As I’ve been writing about the various albums in this series, there’s been a couple of common denominators, one of which is that a lot of the artists and albums I profile tend to be hard to fit into one genre or description. Pop Will Eat Itself is one of those bands and This is the Day… This is the Hour… This is This! was definitely an album that defies description.
Were they an industrial band? They’ve definitely got elements of industrial, most especially on their later albums. But they also have elements of pop, rock, punk and hip hop. To be completely honest, I’m unsure which year I even learned of them. I’m going to say early 90’s, before 1994 but not too much before. 1993 maybe?
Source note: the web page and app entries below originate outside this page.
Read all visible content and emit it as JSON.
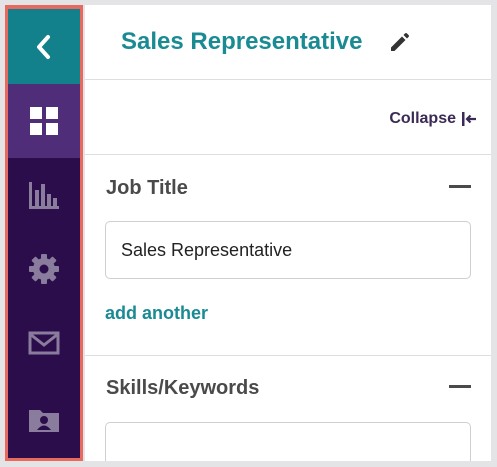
{
  "sidebar": {
    "items": [
      {
        "icon": "chevron-left-icon"
      },
      {
        "icon": "dashboard-grid-icon"
      },
      {
        "icon": "bar-chart-icon"
      },
      {
        "icon": "gear-icon"
      },
      {
        "icon": "mail-icon"
      },
      {
        "icon": "contact-card-icon"
      }
    ],
    "colors": {
      "bg": "#2a0d4a",
      "active": "#4f2d79",
      "back": "#13818c",
      "highlight_border": "#e86a5e"
    }
  },
  "header": {
    "title": "Sales Representative",
    "edit_icon": "pencil-icon"
  },
  "toolbar": {
    "collapse_label": "Collapse",
    "collapse_icon": "collapse-left-icon"
  },
  "job_title_section": {
    "title": "Job Title",
    "value": "Sales Representative",
    "add_label": "add another"
  },
  "skills_section": {
    "title": "Skills/Keywords",
    "value": ""
  },
  "colors": {
    "accent": "#1a8a93",
    "text": "#4a4a4a"
  }
}
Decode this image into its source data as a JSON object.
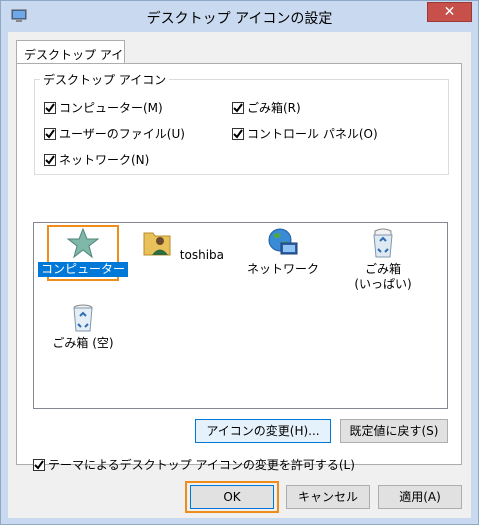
{
  "window": {
    "title": "デスクトップ アイコンの設定",
    "close_label": "✕"
  },
  "tab": {
    "label": "デスクトップ アイコン"
  },
  "group": {
    "legend": "デスクトップ アイコン",
    "checkboxes": [
      {
        "label": "コンピューター(M)",
        "checked": true
      },
      {
        "label": "ごみ箱(R)",
        "checked": true
      },
      {
        "label": "ユーザーのファイル(U)",
        "checked": true
      },
      {
        "label": "コントロール パネル(O)",
        "checked": true
      },
      {
        "label": "ネットワーク(N)",
        "checked": true
      }
    ]
  },
  "icons": [
    {
      "label": "コンピューター",
      "icon": "star-icon",
      "selected": true
    },
    {
      "label": "toshiba",
      "icon": "user-folder-icon"
    },
    {
      "label": "ネットワーク",
      "icon": "network-globe-icon"
    },
    {
      "label": "ごみ箱\n(いっぱい)",
      "icon": "recycle-bin-full-icon"
    },
    {
      "label": "ごみ箱 (空)",
      "icon": "recycle-bin-empty-icon"
    }
  ],
  "buttons": {
    "change_icon": "アイコンの変更(H)...",
    "restore_default": "既定値に戻す(S)",
    "ok": "OK",
    "cancel": "キャンセル",
    "apply": "適用(A)"
  },
  "theme_checkbox": {
    "label": "テーマによるデスクトップ アイコンの変更を許可する(L)",
    "checked": true
  },
  "colors": {
    "selection": "#0078d7",
    "highlight": "#ef8d1a",
    "close": "#c7504a"
  }
}
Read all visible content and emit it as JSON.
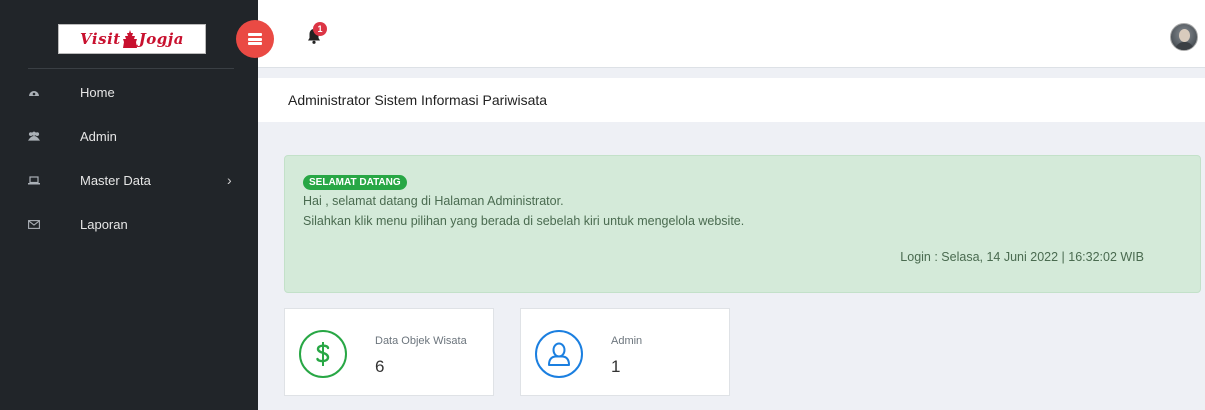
{
  "brand": {
    "logo_text": "Visit Jogja",
    "logo_word1": "Visit",
    "logo_word2": "Jogja"
  },
  "sidebar": {
    "items": [
      {
        "label": "Home",
        "icon": "dashboard-icon",
        "has_submenu": false
      },
      {
        "label": "Admin",
        "icon": "users-icon",
        "has_submenu": false
      },
      {
        "label": "Master Data",
        "icon": "laptop-icon",
        "has_submenu": true
      },
      {
        "label": "Laporan",
        "icon": "envelope-icon",
        "has_submenu": false
      }
    ]
  },
  "topbar": {
    "notification_count": "1"
  },
  "page": {
    "title": "Administrator Sistem Informasi Pariwisata"
  },
  "welcome": {
    "badge": "SELAMAT DATANG",
    "line1": "Hai , selamat datang di Halaman Administrator.",
    "line2": "Silahkan klik menu pilihan yang berada di sebelah kiri untuk mengelola website.",
    "login": "Login : Selasa, 14 Juni 2022 | 16:32:02 WIB"
  },
  "stats": [
    {
      "label": "Data Objek Wisata",
      "value": "6",
      "icon": "dollar-icon",
      "color": "#28a745"
    },
    {
      "label": "Admin",
      "value": "1",
      "icon": "user-icon",
      "color": "#1b7fe0"
    }
  ],
  "colors": {
    "sidebar_bg": "#212529",
    "toggle": "#ea4a44",
    "alert_bg": "#d4ead9",
    "badge_green": "#28a745",
    "brand_red": "#c8102e"
  }
}
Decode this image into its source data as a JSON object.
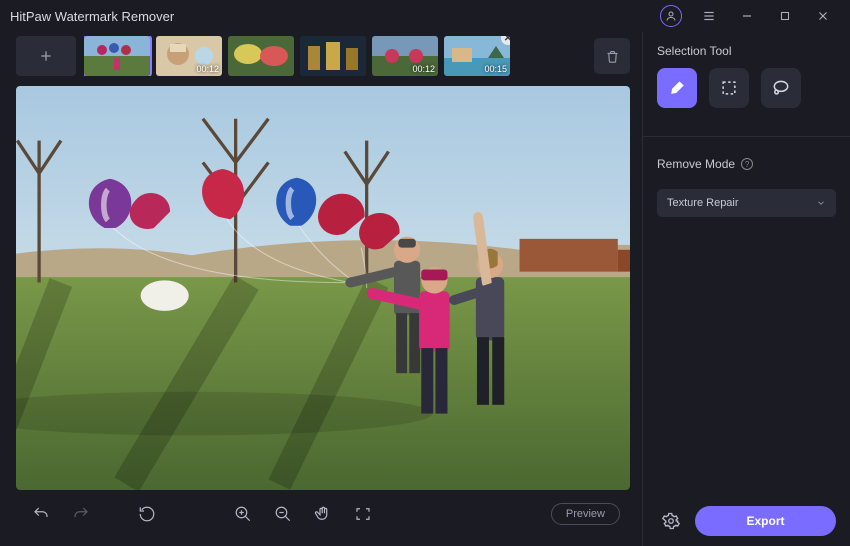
{
  "app": {
    "title": "HitPaw Watermark Remover"
  },
  "titlebar_icons": {
    "profile": "profile-icon",
    "menu": "hamburger-icon",
    "minimize": "minimize-icon",
    "maximize": "maximize-icon",
    "close": "close-icon"
  },
  "thumbnails": [
    {
      "duration": "",
      "selected": true
    },
    {
      "duration": "00:12"
    },
    {
      "duration": ""
    },
    {
      "duration": ""
    },
    {
      "duration": "00:12"
    },
    {
      "duration": "00:15",
      "closable": true
    }
  ],
  "toolbar": {
    "undo": "undo-icon",
    "redo": "redo-icon",
    "reset": "reset-icon",
    "zoom_in": "zoom-in-icon",
    "zoom_out": "zoom-out-icon",
    "pan": "pan-hand-icon",
    "fit": "fit-screen-icon",
    "preview_label": "Preview"
  },
  "sidebar": {
    "selection_label": "Selection Tool",
    "tools": [
      {
        "name": "brush-tool",
        "active": true
      },
      {
        "name": "marquee-tool",
        "active": false
      },
      {
        "name": "lasso-tool",
        "active": false
      }
    ],
    "remove_mode_label": "Remove Mode",
    "remove_mode_value": "Texture Repair",
    "settings_icon": "gear-icon",
    "export_label": "Export"
  },
  "colors": {
    "accent": "#7a6cff",
    "bg": "#1a1b23",
    "panel": "#2a2c38"
  }
}
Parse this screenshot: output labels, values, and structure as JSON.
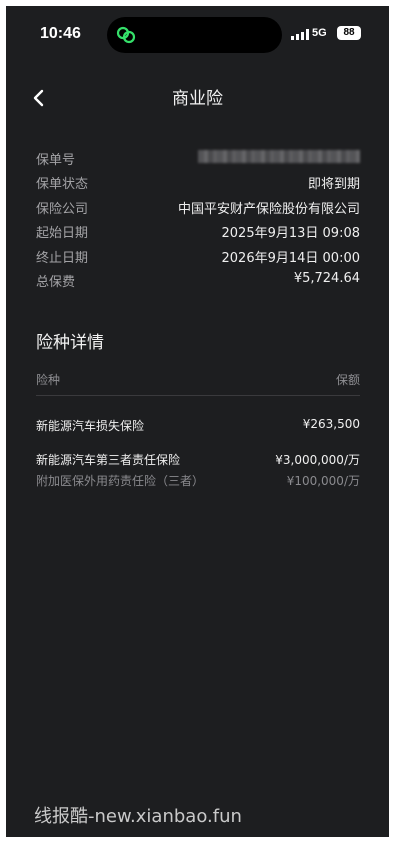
{
  "status_bar": {
    "time": "10:46",
    "network": "5G",
    "battery": "88"
  },
  "header": {
    "title": "商业险"
  },
  "policy": [
    {
      "label": "保单号",
      "value": ""
    },
    {
      "label": "保单状态",
      "value": "即将到期"
    },
    {
      "label": "保险公司",
      "value": "中国平安财产保险股份有限公司"
    },
    {
      "label": "起始日期",
      "value": "2025年9月13日 09:08"
    },
    {
      "label": "终止日期",
      "value": "2026年9月14日 00:00"
    },
    {
      "label": "总保费",
      "value": "¥5,724.64"
    }
  ],
  "coverage": {
    "title": "险种详情",
    "col_type": "险种",
    "col_amount": "保额",
    "items": [
      {
        "name": "新能源汽车损失保险",
        "amount": "¥263,500"
      },
      {
        "name": "新能源汽车第三者责任保险",
        "amount": "¥3,000,000/万"
      },
      {
        "name": "附加医保外用药责任险（三者）",
        "amount": "¥100,000/万"
      }
    ]
  },
  "watermark": "线报酷-new.xianbao.fun"
}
I was a big Nine Inch Nails fan at the time and I remember reading about a band called Pop Will Eat Itself (or PWEI for short) had signed on with Trent’s Nothing Records. Interestingly enough, after that, I would be introduced to their music not via the radio or Much Music but from a tv show about comic books on Ontario’s version of public broadcasting called TV Ontario.
The show was called Prisoners of Gravity and it was all about comic books, science fiction, fantasy, and horror. One particular episode was about music and it’s connection to speculative fiction. The show mentioned a band that made numerous references to the comic book Watchmen along with some video clips.
At the time, the two comics I worshiped were Neil Gaiman’s The Sandman and Alan Moore and Dave Gibbon’s Watchmen. The following week, I went to Sam the Record Man in the Upper Canada Mall (Newmarket, Ontario) and bought the album that had the one song title I managed to grab from the episode. It’s one of the rare instances where I basically bought an album without hearing an entire song.
I’m glad I did.
This is the Day… is different. It’s fast for the most part as the slowest song is somewhere around 93 beats per minute. The lyrics are filled with pop culture references from comics to music. Clint Mansell (who’s name may sound familiar, we’ll get back to him) delivered vocals in an a style that was almost the love child of rock and hip hop. Possibly the most amazing thing is, This is the Day… is PWEI’s second album. Their first, Box Frenzy, has moments that are good but you would never expect that band to come out with an album and sound as complete as the band featured on This is the Day….
The music borders on industrial and rock most of the time with samples and the occasional drum machine thrown in for good measure. The producer of the album was a guy named Flood. Flood was just starting to make a name for himself. Shortly after this album, Flood would go on to produce Nine Inch Nails’ Pretty Hate Machine and follow that up with Depeche Mode’s Violator.
It’s hard to take many tracks out of this album as their own entities as so many sounds and musical themes make one song slow into the next. It’s an interesting cacophony of sounds with beats and samples and pop culture filled lyrics. Take “Def.Con.One” for example. The song features samples from Iggy and the Stooges’ “I Wanna Be Your Dog,” Bruce Springsteen’s “Hungry Heart,” Beastie Boys’ “Time to get Ill,” and the television show The Twilight Zone all with Mansell spitting out verses about Watchmen and Big Mac combos.
It’s kind of like an album filled with easter eggs. Every listen you hear something you haven’t heard before. Sure, you may have heard the Tears for Fears sample in “Radio P.W.E.I.” but did you catch the drum sample from Genesis’ “Mama” on “Shortwave Transmission on ‘Up to the Minuteman Nine?”
But yet, while this album is dense with sound, it’s still accessible. It has a bit of everything for everyone. A little industrial, a little rap, a little dance and a bit of nerdiness to sweeten the deal.
From the moment you turn This is the Day… on, you’ll realize there’s nothing quite like it.
Unfortunately, Pop Will Eat Itself never really found the fame they deserved. They would have a brief flirtation with world wide fame with their album Dos Dedos Mis Amigos but they never broke through like I thought they should. Lead vocalist and one of the main song writers, Clint Mansell has gone on to be quite the film composer with plenty of scores under his belt like Black Swan, Requiem for a Dream and Mute.
There are a few things I learned from This is the Day… and being a fan of PWEI on a whole.
It’s very possible to do a variety of things on a single album with a variety of sounds but yet still have an album that is accessible.
Being connected with a huge superstar doesn’t mean that band will become huge. By all rights, at one point PWEI had a rocket strapped to their back but no one really ever lit the fuse. Which in someways is okay. The band had a solid following and they made some great albums.
It’s okay to talk about comics. It sounds weird but at this point, comics still had a little bit of a stigma behind them. They were what nerds liked. And while PWEI definitely were on the nerdy side of alternative music, it kind of made me feel better about talking about comics in public. Given that part of my life is talking and writing about comics now, that’s probably a good thing.
Next week, the soundtrack to a 90’s film that every good alternative kid had in their collection.